___ Provided data

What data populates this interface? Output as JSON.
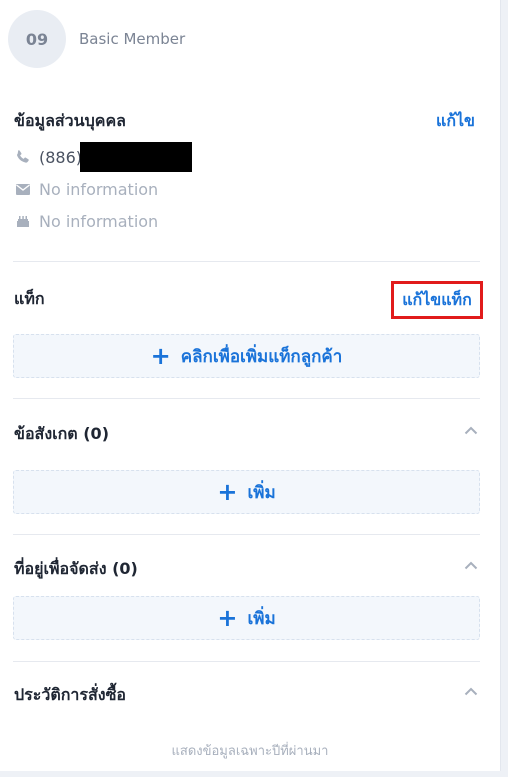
{
  "member": {
    "number": "09",
    "tier": "Basic Member"
  },
  "personal_info": {
    "title": "ข้อมูลส่วนบุคคล",
    "edit_label": "แก้ไข",
    "phone": "(886)",
    "email": "No information",
    "birthday": "No information"
  },
  "tags": {
    "title": "แท็ก",
    "edit_label": "แก้ไขแท็ก",
    "add_label": "คลิกเพื่อเพิ่มแท็กลูกค้า"
  },
  "notes": {
    "title": "ข้อสังเกต (0)",
    "add_label": "เพิ่ม"
  },
  "addresses": {
    "title": "ที่อยู่เพื่อจัดส่ง (0)",
    "add_label": "เพิ่ม"
  },
  "orders": {
    "title": "ประวัติการสั่งซื้อ"
  },
  "footer": {
    "note": "แสดงข้อมูลเฉพาะปีที่ผ่านมา"
  },
  "icons": {
    "phone": "phone-icon",
    "email": "envelope-icon",
    "birthday": "cake-icon",
    "plus": "plus-icon",
    "collapse": "chevron-up-icon"
  },
  "colors": {
    "accent": "#1a73d9",
    "highlight_border": "#e11b1b",
    "muted": "#a8b0bd"
  }
}
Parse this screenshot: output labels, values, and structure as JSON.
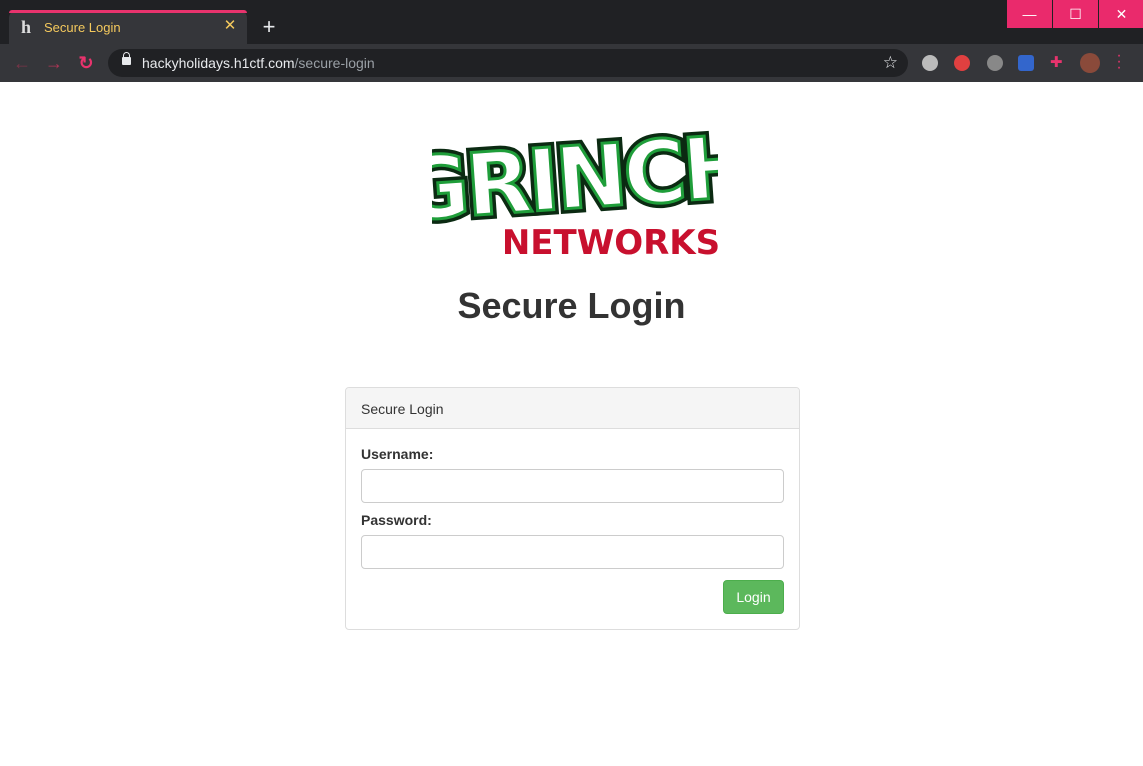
{
  "browser": {
    "tab_favicon": "h",
    "tab_title": "Secure Login",
    "tab_close": "✕",
    "new_tab": "+",
    "url_host": "hackyholidays.h1ctf.com",
    "url_path": "/secure-login",
    "window": {
      "minimize": "—",
      "maximize": "☐",
      "close": "✕"
    },
    "nav": {
      "back": "←",
      "forward": "→",
      "reload": "↻"
    }
  },
  "page": {
    "logo": {
      "top_word": "GRINCH",
      "bottom_word": "NETWORKS",
      "green": "#1f9e3a",
      "red": "#c8102e"
    },
    "title": "Secure Login",
    "panel": {
      "heading": "Secure Login",
      "username_label": "Username:",
      "password_label": "Password:",
      "username_value": "",
      "password_value": "",
      "login_button": "Login"
    }
  },
  "colors": {
    "accent": "#e8336d",
    "button": "#5cb85c"
  }
}
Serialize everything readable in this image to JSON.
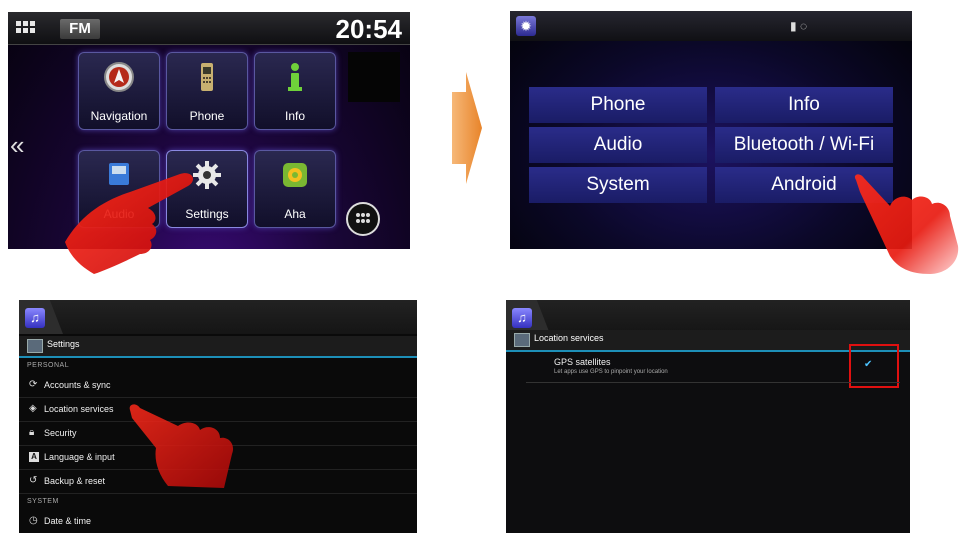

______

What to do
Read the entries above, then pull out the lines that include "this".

Exercise response
What data populates this interface? Output as JSON.
Parse this screenshot: output labels, values, and structure as JSON.
Serialize everything readable in this image to JSON.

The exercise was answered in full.